From Minnesota Monthly
New York. West Lafayette, Ind. The cast and crew of A Prairie Home
Companion® have taken their show around the world. Now that
another tour season has (almost) ended, we asked some of our resident
globetrotters to share their best travel tips-from how to beat jet
lag to where to find the best meals to how to pack your clothes
wrinkle-free. You'll want to read these helpful hints before your
on the Plane
Rich Dworsky, leader of The Guy's All-Star Shoe Band and music
I'm often sleep-deprived on travel days. To catch up on my rest
while flying, I bring along my airline sensory deprivation kit:
ear plugs, night mask and favorite feather pillow (which squishes
up nicely into my carry-on bag, so I don't look like a big baby
walking through the airport).
With bags looking
so similar these days, it's easy for someone to accidentally walk
off with your luggage. Add something distinctive to identify yours.
I once created a giant happy face on the side of a hard-shell case
using yellow tape. No fear of theft after that.
to read People magazine in airports and doctors' offices. So indulge
Tim Russell, cast member
Be creative when you're stranded. We once missed a connection from
Memphis to Knoxville-an eight-hour delay. We rented a car and went
to Graceland-a worthwhile pilgrimage if ever there was one.
"Thank ya, thank ya very much."
Get a "rollaboard"
piece of luggage-one with a suit compartment-that won't raise the
ire of the "bag nazis." Fill it with no more than two

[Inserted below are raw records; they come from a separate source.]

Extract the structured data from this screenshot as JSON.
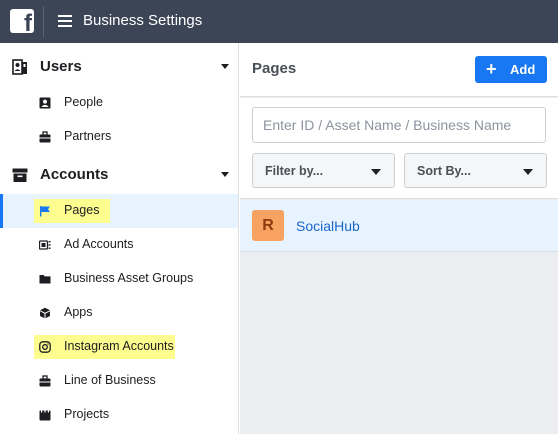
{
  "app": {
    "logo_text": "f",
    "title": "Business Settings"
  },
  "sidebar": {
    "sections": [
      {
        "label": "Users",
        "icon": "users-icon",
        "items": [
          {
            "label": "People",
            "icon": "person-icon"
          },
          {
            "label": "Partners",
            "icon": "briefcase-icon"
          }
        ]
      },
      {
        "label": "Accounts",
        "icon": "archive-box-icon",
        "items": [
          {
            "label": "Pages",
            "icon": "flag-icon",
            "active": true,
            "highlighted": true
          },
          {
            "label": "Ad Accounts",
            "icon": "ad-accounts-icon"
          },
          {
            "label": "Business Asset Groups",
            "icon": "folder-icon"
          },
          {
            "label": "Apps",
            "icon": "cube-icon"
          },
          {
            "label": "Instagram Accounts",
            "icon": "instagram-icon",
            "highlighted": true
          },
          {
            "label": "Line of Business",
            "icon": "briefcase-icon"
          },
          {
            "label": "Projects",
            "icon": "projects-icon"
          }
        ]
      }
    ]
  },
  "main": {
    "title": "Pages",
    "add_button": {
      "icon": "plus",
      "label": "Add"
    },
    "search": {
      "placeholder": "Enter ID / Asset Name / Business Name",
      "value": ""
    },
    "filter": {
      "label": "Filter by..."
    },
    "sort": {
      "label": "Sort By..."
    },
    "pages": [
      {
        "initial": "R",
        "name": "SocialHub",
        "avatar_color": "#f7a261",
        "selected": true
      }
    ]
  },
  "colors": {
    "topbar": "#3c4556",
    "accent": "#1877f2",
    "highlight": "#fdfc8f",
    "selected_row": "#e7f3ff",
    "link": "#1a66cc"
  }
}
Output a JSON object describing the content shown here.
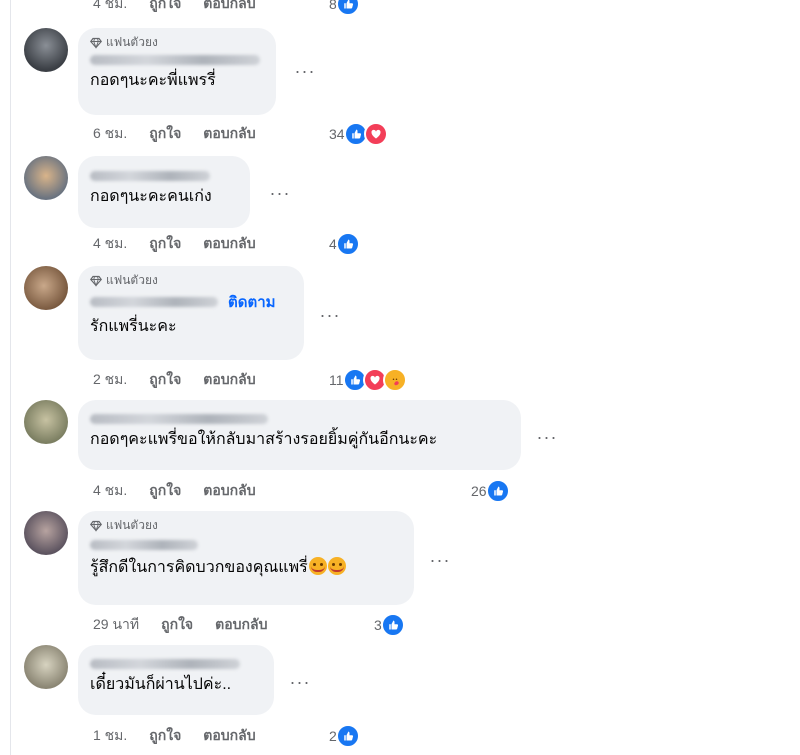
{
  "top_row": {
    "time": "4 ชม.",
    "like": "ถูกใจ",
    "reply": "ตอบกลับ",
    "count": "8"
  },
  "more_glyph": "···",
  "comments": [
    {
      "badge": "แฟนตัวยง",
      "text": "กอดๆนะคะพี่แพรรี่",
      "time": "6 ชม.",
      "like": "ถูกใจ",
      "reply": "ตอบกลับ",
      "count": "34",
      "reactions": [
        "like",
        "love"
      ]
    },
    {
      "text": "กอดๆนะคะคนเก่ง",
      "time": "4 ชม.",
      "like": "ถูกใจ",
      "reply": "ตอบกลับ",
      "count": "4",
      "reactions": [
        "like"
      ]
    },
    {
      "badge": "แฟนตัวยง",
      "follow": "ติดตาม",
      "text": "รักแพรี่นะคะ",
      "time": "2 ชม.",
      "like": "ถูกใจ",
      "reply": "ตอบกลับ",
      "count": "11",
      "reactions": [
        "like",
        "love",
        "care"
      ]
    },
    {
      "text": "กอดๆคะแพรี่ขอให้กลับมาสร้างรอยยิ้มคู่กันอีกนะคะ",
      "time": "4 ชม.",
      "like": "ถูกใจ",
      "reply": "ตอบกลับ",
      "count": "26",
      "reactions": [
        "like"
      ]
    },
    {
      "badge": "แฟนตัวยง",
      "text": "รู้สึกดีในการคิดบวกของคุณแพรี่",
      "emojis": [
        "smiling-face-with-hearts",
        "smiling-face-with-hearts"
      ],
      "time": "29 นาที",
      "like": "ถูกใจ",
      "reply": "ตอบกลับ",
      "count": "3",
      "reactions": [
        "like"
      ]
    },
    {
      "text": "เดี๋ยวมันก็ผ่านไปค่ะ..",
      "time": "1 ชม.",
      "like": "ถูกใจ",
      "reply": "ตอบกลับ",
      "count": "2",
      "reactions": [
        "like"
      ]
    }
  ],
  "colors": {
    "like": "#1877f2",
    "love": "#f33e58",
    "care": "#f7b125",
    "link": "#0866ff",
    "bubble": "#f0f2f5"
  }
}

outfits. Don't overpack; you won't see the same people more than
twice anyway. Throw in your underwear, socks (stuff them in your
dress shoes), T-shirts and toiletries. Bring a second small travel
bag that straps on to the rollaboard for your camera, books, magazines,
travel documents, etc. Rollaboard overhead, travel bag underneath.
Jet Lag Remedies
Sue Scott, cast member
Since I struggle with motion sickness I can feel jet lagged flying
from St. Paul to Chicago! I use all the holistic remedies: seaband
wrist bands, ginger tablets, sugarless peppermints (which actually
do settle the stomach). I try to drink a lot of water on the plane
and sit over the wings (the steadiest place).
I always travel
with my super echinacea drops, chewable vitamin C, Advil, etc. The
worst thing on the road is
getting sick, being in a strange
town and trying to find a drug store or health food store that carries
all this stuff.
When I pack
I put all of my show clothes on hangers and then put individual
plastic dry cleaning bags over each item. (Our illustrious producer,
Chris Tschida, taught me this.) Works like a charm. Things can be
scrunched up in the suitcase for hours and they completely straighten
out once they're unpacked!
Alan Frechtman, marketing director
Being the "public" radio guy that I am, I'm always trying
to eat well but not spend a week's worth of pledge money. In New
York, on 44th St. off of Broadway, is Ollie's Noodle Shop-some of
the best Chinese food east or west (depending on which way you fly)
of the Yangtze River. The food is tasty and downright cheap for
the amount you get.
When I find
I have a few hours to kill at the airport, I visit as many men's
restrooms as I can and scrawl on the wall tiles the name of our
radio show, the time and the local station that airs it. As marketing
director, I consider that part of my job.
Kathryn Hauser, assistant to the music director
The greatest bar I ever found on the road is Jimmy's Corner in New
York's theater district. I never would have known about it if not
for the stagehands at The Town Hall. Jimmy's is a normal, working-person's
bar, and not all fancy and tres chic like every other place in midtown
The best book
I ever read on an airplane was A Heartbreaking Work of Staggering
Genius by Dave Eggers. It is hilarious and has an excellent conversational
flow to it. I could pick it up, read a few pages, put it down, pick
it up again, forget what page
I was on, and not care when I realized I had already read that page,
because it was so funny.
Gary Raynor, bass player for The Guy's All-Star Shoe Band
Most of the hotels we stay in cater to business travelers-people
either on expense accounts, or carrying more cash or head room on
their credit cards than me-so when I'm looking for restaurant recommendations
I don't ask the concierge, but the service staff: the doormen, the
guys carrying the bags up to the room, etc. When walking around
the towns and stopped at a light, I ask anyone waiting to cross
with me. Even people who don't speak English will like to try their
high school stuff on Americans.
If I'm in a
city for more than a few days, one way to keep in touch with my
family back home is to take pictures, have them developed to a disc
and send them as attachments to email.
travel rule: Never check anything at the airport. If the airlines
can possibly lose your stuff, they will. If it doesn't fit in a
couple of carry-on bags, then you don't need it. I carry extra cash
in my shoes. That may seem weird, but good pickpockets can separate
you from anything except your feet.
shirt and undies
all-in-one tool set